As the gap between grand prix racers and mainstream racer-cruisers continues to widen, moves are finally afoot to fill it. The new Med40 Series based in Palma is designed to satisfy the many teams who sit somewhere in between.
At the beginning of this century there was a proliferation of new designs and new classes, all trying to find their niche in the growing competitive world of inshore big-boat racing. The last generation of offshore boats were no longer interesting to a new culture of inshore racers.
They now wanted the athletic and tactical skills required to excel in multiple short races held on the same day in sailing venues where good weather during the day at sea and at night onshore made for a positive experience for all.
Coupled with increasingly generous support from sponsors, there was a strong appetite for competitive onedesigns like the Soto 40s and, at higher prices, box rule boats such as the GP 42 and TP 52 classes.
The boats were racing in well-managed and organised circuits like the MedCup, which eventually evolved into the only racing these boats did, losing their connection to racing under handicap in other races and regattas.
Except for the one-designs, the pace of development was fast, with the newest designs inevitably having an edge over anyone in the existing fleet.
The 52SuperSeries has survived and thrived since the crisis-era demise of the MedCup, under the guidance and leadership of professional class management and visionary owners. And, after the start of interest in highperformance 40-footers began in the US with the HPR rule a few years ago, this prompted a keen group in the Solent to develop their own local circuit called Fast 40+, which is now in its third successful season.
However, until now there’s been no similar development of an inshore race circuit based in the Med for high-performance 40-ish footers.
The boats are often just sitting on the hard, awaiting an opportunity to get out again and enjoy great, closely matched racing. They just need the structure of a class, a good venue for racing, a schedule of events and a transparent, measurement-based system to give them a fair chance with minimal optimisation work needed to be competitive.
The Med40 Series is just that: based at venues in Palma Bay for inclusion in established world-class regattas like Copa del Rey and Palma Vela, plus class-only events organised throughout the year, there can now be a new focal point for competitive 40-foot racing in addition to the Fast 40+ fleet in the Solent.
The co-founders of the series, Siggi Mansaker and Shaun Carkeek, say their vision is to provide a new home and focal point for high-performance yachts, giving a second competitive life to raceboats that were great in their prime, but have since been sidelined due to a variety of changing circumstances. ‘The boats sitting idle just need a jolt of new energy to bring them together to race in one of Europe’s greatest, most accessible sailing venues,’ Mansaker says.

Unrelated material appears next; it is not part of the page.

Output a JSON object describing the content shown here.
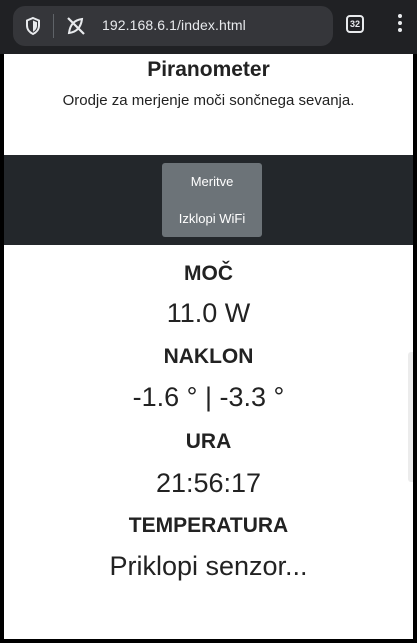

According to Shaun Carkeek, who has been an active designer in the Fast 40+ Series, it’s important the conditions are created to encourage owners into performance-orientated boats, bringing what they have to get started, while also encouraging new builds. The Med40 rules and series are being designed to support both tiers. Understanding the market and owners’ requirements and supporting old and new in a synchronised, sustainable format is key.
For new builds, the Med40 rules will produce similar boats to the current Fast 40s allowing a seamless crossover between the UK, Med and around the globe, but with new cost controls to relax the barrier for many owners.
‘We don’t want this class to escalate into a chequebook war and the new rules will create favourable conditions incentivising more players,’ he says. ‘Those interested can bring what they’ve got to get started and as the class grows and racing formats develop, the rules will help produce better sailing without breaking the bank.’
‘Employing VPP-based ORC tools for measurement and ratings, we can be effective in rating the differences between these performance boats and keep them closer in style and competitiveness. This class is not composed of dual purpose racercruisers, but proper late-generation planing hull form raceboats that are dual inshore/coastal capable, with minimal interiors and no rating credits for slow features.’
While the exact parameters are yet to be announced, existing designs that are good candidates for the Med40 Series include Fast 40s, GP 42s, Ker 40s, HH 42s, Soto 40s and the like. Mansaker reckons there are at least a few dozen of these in the region that could be brought to Palma, cleaned up, measured and made ready to race with little effort.
And with all the success of the 52SuperSeries producing new boats at regular intervals, Mansaker hints at following up with a Med50 Series to race the dozens of older TP 52s that are in a similar position of underuse.
‘We have had a lot of strong initial interest in this idea,’ he says, ‘and look forward to our first racing in the series at Palma Vela in May 2019.’